* **Task to carry out**
Retype the full set of records. Keep every character identical.

* **Source data**
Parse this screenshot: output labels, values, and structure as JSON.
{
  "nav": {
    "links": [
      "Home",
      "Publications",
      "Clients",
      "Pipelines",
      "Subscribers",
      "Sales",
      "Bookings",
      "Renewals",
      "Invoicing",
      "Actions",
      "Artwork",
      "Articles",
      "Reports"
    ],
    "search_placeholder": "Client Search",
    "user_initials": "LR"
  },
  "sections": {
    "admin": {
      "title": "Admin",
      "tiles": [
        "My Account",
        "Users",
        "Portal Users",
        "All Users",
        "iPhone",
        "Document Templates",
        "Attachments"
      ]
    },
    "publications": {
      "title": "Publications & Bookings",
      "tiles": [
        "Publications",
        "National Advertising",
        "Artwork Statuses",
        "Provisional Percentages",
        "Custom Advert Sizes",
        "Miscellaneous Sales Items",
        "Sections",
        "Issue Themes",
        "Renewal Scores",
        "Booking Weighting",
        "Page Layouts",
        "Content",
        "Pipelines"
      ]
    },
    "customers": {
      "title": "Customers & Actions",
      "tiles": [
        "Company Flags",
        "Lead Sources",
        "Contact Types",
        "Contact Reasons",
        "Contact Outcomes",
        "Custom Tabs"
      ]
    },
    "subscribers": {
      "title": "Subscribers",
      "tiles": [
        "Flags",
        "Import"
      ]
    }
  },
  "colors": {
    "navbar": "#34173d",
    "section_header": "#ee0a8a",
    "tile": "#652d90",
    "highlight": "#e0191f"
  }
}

* **Solution to the problem**
Parse this screenshot: output labels, values, and structure as JSON.
{
  "nav": {
    "links": [
      "Home",
      "Publications",
      "Clients",
      "Pipelines",
      "Subscribers",
      "Sales",
      "Bookings",
      "Renewals",
      "Invoicing",
      "Actions",
      "Artwork",
      "Articles",
      "Reports"
    ],
    "search_placeholder": "Client Search",
    "user_initials": "LR"
  },
  "sections": {
    "admin": {
      "title": "Admin",
      "tiles": [
        "My Account",
        "Users",
        "Portal Users",
        "All Users",
        "iPhone",
        "Document Templates",
        "Attachments"
      ]
    },
    "publications": {
      "title": "Publications & Bookings",
      "tiles": [
        "Publications",
        "National Advertising",
        "Artwork Statuses",
        "Provisional Percentages",
        "Custom Advert Sizes",
        "Miscellaneous Sales Items",
        "Sections",
        "Issue Themes",
        "Renewal Scores",
        "Booking Weighting",
        "Page Layouts",
        "Content",
        "Pipelines"
      ]
    },
    "customers": {
      "title": "Customers & Actions",
      "tiles": [
        "Company Flags",
        "Lead Sources",
        "Contact Types",
        "Contact Reasons",
        "Contact Outcomes",
        "Custom Tabs"
      ]
    },
    "subscribers": {
      "title": "Subscribers",
      "tiles": [
        "Flags",
        "Import"
      ]
    }
  },
  "colors": {
    "navbar": "#34173d",
    "section_header": "#ee0a8a",
    "tile": "#652d90",
    "highlight": "#e0191f"
  }
}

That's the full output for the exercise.